The U.S. Department of Justice, meanwhile, has said it is monitoring the investigation of Garner’s death, but hasn’t launched its own investigation.
“They did wrong,” Garner’s wife, Esaw Garner, told the crowd. “They need to pay for doing wrong.”
Garner's sister, Ellisha Garner, expressed condolences to other families of those killed by police across the country, including Michael Brown. Brown died earlier this month after an altercation with a white police officer in Ferguson, Missouri. Some witnesses have said that Brown held his hands up in surrender before officer Darren Wilson fatally shot him. Protesters Saturday chanted "Hands up! Don't shoot" as a show of solidarity with Ferguson protesters.
Constance Malcolm, the mother of Ramarley Graham, broke down at the podium while telling the story of how NYPD Officer Richard Haste barged into her Bronx home in 2012, without a warrant, and fatally shot her 18-year-old son.
Frank Graham, left, and Constance Malcolm, right, are the parents of Ramarley Graham.
"They have to be held accountable for their actions," she said. "If they don't, we'll continue to be here, standing, fighting, screaming for justice."
Tawanda Jones, whose brother Tyrone West was killed by police in Baltimore when he was also unarmed, made the trip up to Staten Island on Saturday as a show of support.
Jones, right, with cousin Qiara Butler.

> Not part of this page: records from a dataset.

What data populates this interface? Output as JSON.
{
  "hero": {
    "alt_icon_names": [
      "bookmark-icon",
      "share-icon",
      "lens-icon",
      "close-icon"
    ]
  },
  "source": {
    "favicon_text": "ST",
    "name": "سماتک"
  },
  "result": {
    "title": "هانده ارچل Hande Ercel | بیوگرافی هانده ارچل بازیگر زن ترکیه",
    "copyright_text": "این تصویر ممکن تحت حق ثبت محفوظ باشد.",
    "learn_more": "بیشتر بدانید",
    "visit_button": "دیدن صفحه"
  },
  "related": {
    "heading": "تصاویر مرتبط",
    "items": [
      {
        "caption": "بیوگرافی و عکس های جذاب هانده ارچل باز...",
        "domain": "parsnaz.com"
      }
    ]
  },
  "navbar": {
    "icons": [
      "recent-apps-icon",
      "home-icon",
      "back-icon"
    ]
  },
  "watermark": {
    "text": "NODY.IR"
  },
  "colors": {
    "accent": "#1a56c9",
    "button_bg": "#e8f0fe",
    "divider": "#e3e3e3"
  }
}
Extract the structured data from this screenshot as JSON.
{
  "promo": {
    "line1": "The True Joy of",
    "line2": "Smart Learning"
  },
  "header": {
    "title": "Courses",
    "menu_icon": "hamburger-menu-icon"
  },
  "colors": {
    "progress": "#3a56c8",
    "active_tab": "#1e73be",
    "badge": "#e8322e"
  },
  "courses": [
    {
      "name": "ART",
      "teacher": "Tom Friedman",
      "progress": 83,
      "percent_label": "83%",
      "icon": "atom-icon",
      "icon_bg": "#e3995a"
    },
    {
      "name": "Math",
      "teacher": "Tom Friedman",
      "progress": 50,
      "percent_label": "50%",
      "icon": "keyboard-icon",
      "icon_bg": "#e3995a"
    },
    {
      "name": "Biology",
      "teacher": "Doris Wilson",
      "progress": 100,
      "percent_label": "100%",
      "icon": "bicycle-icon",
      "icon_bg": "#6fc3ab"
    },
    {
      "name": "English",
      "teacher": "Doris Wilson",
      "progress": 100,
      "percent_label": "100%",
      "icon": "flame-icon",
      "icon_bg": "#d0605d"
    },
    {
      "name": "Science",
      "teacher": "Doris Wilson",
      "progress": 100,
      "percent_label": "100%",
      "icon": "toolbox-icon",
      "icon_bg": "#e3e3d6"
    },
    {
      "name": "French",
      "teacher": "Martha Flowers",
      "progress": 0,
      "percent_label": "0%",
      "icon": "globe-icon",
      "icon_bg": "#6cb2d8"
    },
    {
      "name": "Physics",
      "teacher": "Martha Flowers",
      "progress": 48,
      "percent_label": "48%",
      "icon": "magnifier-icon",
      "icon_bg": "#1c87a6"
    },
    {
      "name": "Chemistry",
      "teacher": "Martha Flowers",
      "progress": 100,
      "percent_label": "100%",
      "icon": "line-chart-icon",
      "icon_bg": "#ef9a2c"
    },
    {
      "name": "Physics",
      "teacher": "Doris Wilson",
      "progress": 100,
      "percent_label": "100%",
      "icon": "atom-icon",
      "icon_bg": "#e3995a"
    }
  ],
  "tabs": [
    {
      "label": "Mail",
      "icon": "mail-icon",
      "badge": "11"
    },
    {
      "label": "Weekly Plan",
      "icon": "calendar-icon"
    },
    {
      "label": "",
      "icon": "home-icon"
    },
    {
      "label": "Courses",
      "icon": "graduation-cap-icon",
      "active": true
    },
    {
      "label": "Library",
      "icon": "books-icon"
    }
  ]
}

"I feel sorry for Eric Garner's family," Jones told HuffPost. "I feel sorry for Michael Brown's mother and father. It's sickening, but at the same time it's good that were standing together in unity to say, 'No more!'"
Protesters Saturday also carried signs calling for the end of "Broken Windows" policing, a policy that's been supported by NYPD Commissioner William Bratton. The strategy has cops aggressively target low-level crime -- such as selling untaxed cigarettes -- in order to prevent more serious offenses. Critics, like Rep. Hakeem Jeffries (D-Brooklyn), argue Broken Windows amounts to police harassment of minority communities.
"If I wasn't on the floor of the House of Representatives -- if I wasn't in a suit and tie -- and I ran into the wrong police officer, simply because I'm a young black man in America, he might think I'm a lawbreaker," Jeffries said. "But it turns out I'm a lawmaker."
Ten days ago, Jeffries and five other members of the New York congressional delegation wrote a letter to Attorney General Eric Holder, asking that the Justice Department get involved in the investigation of Eric Garner's death and the NYPD's use of Broken Windows policing.
In the meantime, Jeffires argued, the video of Garner’s death should be sufficient evidence to charge the officers involved.
Michael Hardy, the vice president of the National Action Network, closed out Saturday’s event. NAN, along with Local 1199 of the Service Employees International Union, the United Federation of Teachers, and a host of police reform advocacy groups, all helped organized the march.
These marches, Hardy argued, make an impact. “We marched over the Brooklyn Bridge by the tens of thousands in support of Abner Louima,” Hardy said, referring to the Haitian immigrant who was assaulted and sodomized by police in 1997. “And those officers who sodomized Louima went to jail!”
“They asked us why did we march and rally and stand with the family of Anthony Baez, who was also the deadly victim of a chokehold,” Hardy said. “And at the end of the day, those that were responsible for the death of Anthony Baez went to jail!”